(Material provided begins)

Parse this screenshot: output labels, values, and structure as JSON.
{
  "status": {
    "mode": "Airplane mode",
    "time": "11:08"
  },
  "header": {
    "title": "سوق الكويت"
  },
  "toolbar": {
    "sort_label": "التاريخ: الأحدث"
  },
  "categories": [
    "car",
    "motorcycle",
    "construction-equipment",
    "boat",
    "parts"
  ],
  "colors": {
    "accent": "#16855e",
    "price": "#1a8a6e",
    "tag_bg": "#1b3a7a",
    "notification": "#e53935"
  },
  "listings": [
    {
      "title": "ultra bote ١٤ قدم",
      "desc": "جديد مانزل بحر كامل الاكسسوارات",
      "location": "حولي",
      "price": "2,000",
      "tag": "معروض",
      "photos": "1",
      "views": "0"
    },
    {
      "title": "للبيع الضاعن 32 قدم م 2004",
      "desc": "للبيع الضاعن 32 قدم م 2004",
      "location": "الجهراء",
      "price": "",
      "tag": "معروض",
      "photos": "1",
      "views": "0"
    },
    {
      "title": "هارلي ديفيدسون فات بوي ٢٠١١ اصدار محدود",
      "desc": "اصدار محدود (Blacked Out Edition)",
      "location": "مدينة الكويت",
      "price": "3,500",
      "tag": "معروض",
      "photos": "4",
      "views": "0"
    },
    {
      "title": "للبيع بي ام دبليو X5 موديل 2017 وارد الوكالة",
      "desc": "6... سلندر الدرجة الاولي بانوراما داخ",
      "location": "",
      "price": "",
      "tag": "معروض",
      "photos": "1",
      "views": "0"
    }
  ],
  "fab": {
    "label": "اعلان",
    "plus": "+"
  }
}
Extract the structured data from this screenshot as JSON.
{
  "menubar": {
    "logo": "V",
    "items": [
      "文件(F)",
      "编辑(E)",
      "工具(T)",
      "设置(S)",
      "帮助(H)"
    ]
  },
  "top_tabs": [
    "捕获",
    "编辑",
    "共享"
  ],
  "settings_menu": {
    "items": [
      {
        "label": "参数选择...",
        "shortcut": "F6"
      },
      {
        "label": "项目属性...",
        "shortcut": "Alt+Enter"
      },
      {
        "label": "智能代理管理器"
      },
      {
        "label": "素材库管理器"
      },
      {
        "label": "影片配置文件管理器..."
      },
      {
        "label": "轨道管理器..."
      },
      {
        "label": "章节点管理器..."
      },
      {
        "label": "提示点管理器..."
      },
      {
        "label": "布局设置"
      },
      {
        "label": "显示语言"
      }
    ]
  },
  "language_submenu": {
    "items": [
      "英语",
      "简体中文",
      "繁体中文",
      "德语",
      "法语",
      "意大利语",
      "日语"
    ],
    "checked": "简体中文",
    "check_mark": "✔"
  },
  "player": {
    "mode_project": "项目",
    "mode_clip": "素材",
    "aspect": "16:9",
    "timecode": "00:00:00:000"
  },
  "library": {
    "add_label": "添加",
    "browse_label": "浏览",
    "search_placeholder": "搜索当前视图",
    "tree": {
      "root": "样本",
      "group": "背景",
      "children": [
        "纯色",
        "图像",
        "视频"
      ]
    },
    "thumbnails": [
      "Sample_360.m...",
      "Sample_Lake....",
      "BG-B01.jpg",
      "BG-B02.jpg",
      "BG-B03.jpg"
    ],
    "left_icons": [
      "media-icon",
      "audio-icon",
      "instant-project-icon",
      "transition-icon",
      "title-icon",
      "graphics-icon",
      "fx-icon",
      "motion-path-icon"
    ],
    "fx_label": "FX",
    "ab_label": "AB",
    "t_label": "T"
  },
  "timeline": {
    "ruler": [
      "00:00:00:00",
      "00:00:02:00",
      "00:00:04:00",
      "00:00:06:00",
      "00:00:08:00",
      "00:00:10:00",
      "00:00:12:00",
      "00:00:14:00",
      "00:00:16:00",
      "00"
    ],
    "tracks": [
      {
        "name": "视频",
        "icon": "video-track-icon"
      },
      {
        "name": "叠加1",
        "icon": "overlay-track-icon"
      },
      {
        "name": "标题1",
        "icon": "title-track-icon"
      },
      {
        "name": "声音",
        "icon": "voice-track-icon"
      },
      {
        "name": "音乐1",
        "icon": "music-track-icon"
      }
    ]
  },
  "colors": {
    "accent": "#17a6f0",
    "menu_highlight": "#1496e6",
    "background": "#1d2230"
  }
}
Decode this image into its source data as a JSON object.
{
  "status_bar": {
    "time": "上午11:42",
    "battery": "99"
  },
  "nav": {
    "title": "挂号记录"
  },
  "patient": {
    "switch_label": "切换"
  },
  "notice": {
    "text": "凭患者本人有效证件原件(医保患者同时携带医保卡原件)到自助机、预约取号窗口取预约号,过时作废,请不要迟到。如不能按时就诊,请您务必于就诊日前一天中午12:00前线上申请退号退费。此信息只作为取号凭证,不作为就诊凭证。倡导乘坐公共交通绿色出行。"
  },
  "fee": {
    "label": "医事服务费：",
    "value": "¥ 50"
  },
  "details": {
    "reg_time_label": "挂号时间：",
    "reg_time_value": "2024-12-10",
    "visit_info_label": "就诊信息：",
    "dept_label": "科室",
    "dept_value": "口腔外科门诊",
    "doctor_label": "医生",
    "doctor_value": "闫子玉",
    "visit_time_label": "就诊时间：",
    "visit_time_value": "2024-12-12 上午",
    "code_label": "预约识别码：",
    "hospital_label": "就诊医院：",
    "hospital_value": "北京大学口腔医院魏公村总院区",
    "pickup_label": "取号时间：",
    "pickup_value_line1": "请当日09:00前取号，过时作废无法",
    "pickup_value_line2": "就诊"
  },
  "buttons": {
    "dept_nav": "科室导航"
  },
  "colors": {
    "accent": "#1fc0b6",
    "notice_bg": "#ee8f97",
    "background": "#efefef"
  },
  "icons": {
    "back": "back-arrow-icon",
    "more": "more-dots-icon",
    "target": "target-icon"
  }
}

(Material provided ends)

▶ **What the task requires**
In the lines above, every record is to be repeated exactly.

▶ **Answer to this exercise**
Parse this screenshot: output labels, values, and structure as JSON.
{
  "status": {
    "mode": "Airplane mode",
    "time": "11:08"
  },
  "header": {
    "title": "سوق الكويت"
  },
  "toolbar": {
    "sort_label": "التاريخ: الأحدث"
  },
  "categories": [
    "car",
    "motorcycle",
    "construction-equipment",
    "boat",
    "parts"
  ],
  "colors": {
    "accent": "#16855e",
    "price": "#1a8a6e",
    "tag_bg": "#1b3a7a",
    "notification": "#e53935"
  },
  "listings": [
    {
      "title": "ultra bote ١٤ قدم",
      "desc": "جديد مانزل بحر كامل الاكسسوارات",
      "location": "حولي",
      "price": "2,000",
      "tag": "معروض",
      "photos": "1",
      "views": "0"
    },
    {
      "title": "للبيع الضاعن 32 قدم م 2004",
      "desc": "للبيع الضاعن 32 قدم م 2004",
      "location": "الجهراء",
      "price": "",
      "tag": "معروض",
      "photos": "1",
      "views": "0"
    },
    {
      "title": "هارلي ديفيدسون فات بوي ٢٠١١ اصدار محدود",
      "desc": "اصدار محدود (Blacked Out Edition)",
      "location": "مدينة الكويت",
      "price": "3,500",
      "tag": "معروض",
      "photos": "4",
      "views": "0"
    },
    {
      "title": "للبيع بي ام دبليو X5 موديل 2017 وارد الوكالة",
      "desc": "6... سلندر الدرجة الاولي بانوراما داخ",
      "location": "",
      "price": "",
      "tag": "معروض",
      "photos": "1",
      "views": "0"
    }
  ],
  "fab": {
    "label": "اعلان",
    "plus": "+"
  }
}
Extract the structured data from this screenshot as JSON.
{
  "menubar": {
    "logo": "V",
    "items": [
      "文件(F)",
      "编辑(E)",
      "工具(T)",
      "设置(S)",
      "帮助(H)"
    ]
  },
  "top_tabs": [
    "捕获",
    "编辑",
    "共享"
  ],
  "settings_menu": {
    "items": [
      {
        "label": "参数选择...",
        "shortcut": "F6"
      },
      {
        "label": "项目属性...",
        "shortcut": "Alt+Enter"
      },
      {
        "label": "智能代理管理器"
      },
      {
        "label": "素材库管理器"
      },
      {
        "label": "影片配置文件管理器..."
      },
      {
        "label": "轨道管理器..."
      },
      {
        "label": "章节点管理器..."
      },
      {
        "label": "提示点管理器..."
      },
      {
        "label": "布局设置"
      },
      {
        "label": "显示语言"
      }
    ]
  },
  "language_submenu": {
    "items": [
      "英语",
      "简体中文",
      "繁体中文",
      "德语",
      "法语",
      "意大利语",
      "日语"
    ],
    "checked": "简体中文",
    "check_mark": "✔"
  },
  "player": {
    "mode_project": "项目",
    "mode_clip": "素材",
    "aspect": "16:9",
    "timecode": "00:00:00:000"
  },
  "library": {
    "add_label": "添加",
    "browse_label": "浏览",
    "search_placeholder": "搜索当前视图",
    "tree": {
      "root": "样本",
      "group": "背景",
      "children": [
        "纯色",
        "图像",
        "视频"
      ]
    },
    "thumbnails": [
      "Sample_360.m...",
      "Sample_Lake....",
      "BG-B01.jpg",
      "BG-B02.jpg",
      "BG-B03.jpg"
    ],
    "left_icons": [
      "media-icon",
      "audio-icon",
      "instant-project-icon",
      "transition-icon",
      "title-icon",
      "graphics-icon",
      "fx-icon",
      "motion-path-icon"
    ],
    "fx_label": "FX",
    "ab_label": "AB",
    "t_label": "T"
  },
  "timeline": {
    "ruler": [
      "00:00:00:00",
      "00:00:02:00",
      "00:00:04:00",
      "00:00:06:00",
      "00:00:08:00",
      "00:00:10:00",
      "00:00:12:00",
      "00:00:14:00",
      "00:00:16:00",
      "00"
    ],
    "tracks": [
      {
        "name": "视频",
        "icon": "video-track-icon"
      },
      {
        "name": "叠加1",
        "icon": "overlay-track-icon"
      },
      {
        "name": "标题1",
        "icon": "title-track-icon"
      },
      {
        "name": "声音",
        "icon": "voice-track-icon"
      },
      {
        "name": "音乐1",
        "icon": "music-track-icon"
      }
    ]
  },
  "colors": {
    "accent": "#17a6f0",
    "menu_highlight": "#1496e6",
    "background": "#1d2230"
  }
}
Decode this image into its source data as a JSON object.
{
  "status_bar": {
    "time": "上午11:42",
    "battery": "99"
  },
  "nav": {
    "title": "挂号记录"
  },
  "patient": {
    "switch_label": "切换"
  },
  "notice": {
    "text": "凭患者本人有效证件原件(医保患者同时携带医保卡原件)到自助机、预约取号窗口取预约号,过时作废,请不要迟到。如不能按时就诊,请您务必于就诊日前一天中午12:00前线上申请退号退费。此信息只作为取号凭证,不作为就诊凭证。倡导乘坐公共交通绿色出行。"
  },
  "fee": {
    "label": "医事服务费：",
    "value": "¥ 50"
  },
  "details": {
    "reg_time_label": "挂号时间：",
    "reg_time_value": "2024-12-10",
    "visit_info_label": "就诊信息：",
    "dept_label": "科室",
    "dept_value": "口腔外科门诊",
    "doctor_label": "医生",
    "doctor_value": "闫子玉",
    "visit_time_label": "就诊时间：",
    "visit_time_value": "2024-12-12 上午",
    "code_label": "预约识别码：",
    "hospital_label": "就诊医院：",
    "hospital_value": "北京大学口腔医院魏公村总院区",
    "pickup_label": "取号时间：",
    "pickup_value_line1": "请当日09:00前取号，过时作废无法",
    "pickup_value_line2": "就诊"
  },
  "buttons": {
    "dept_nav": "科室导航"
  },
  "colors": {
    "accent": "#1fc0b6",
    "notice_bg": "#ee8f97",
    "background": "#efefef"
  },
  "icons": {
    "back": "back-arrow-icon",
    "more": "more-dots-icon",
    "target": "target-icon"
  }
}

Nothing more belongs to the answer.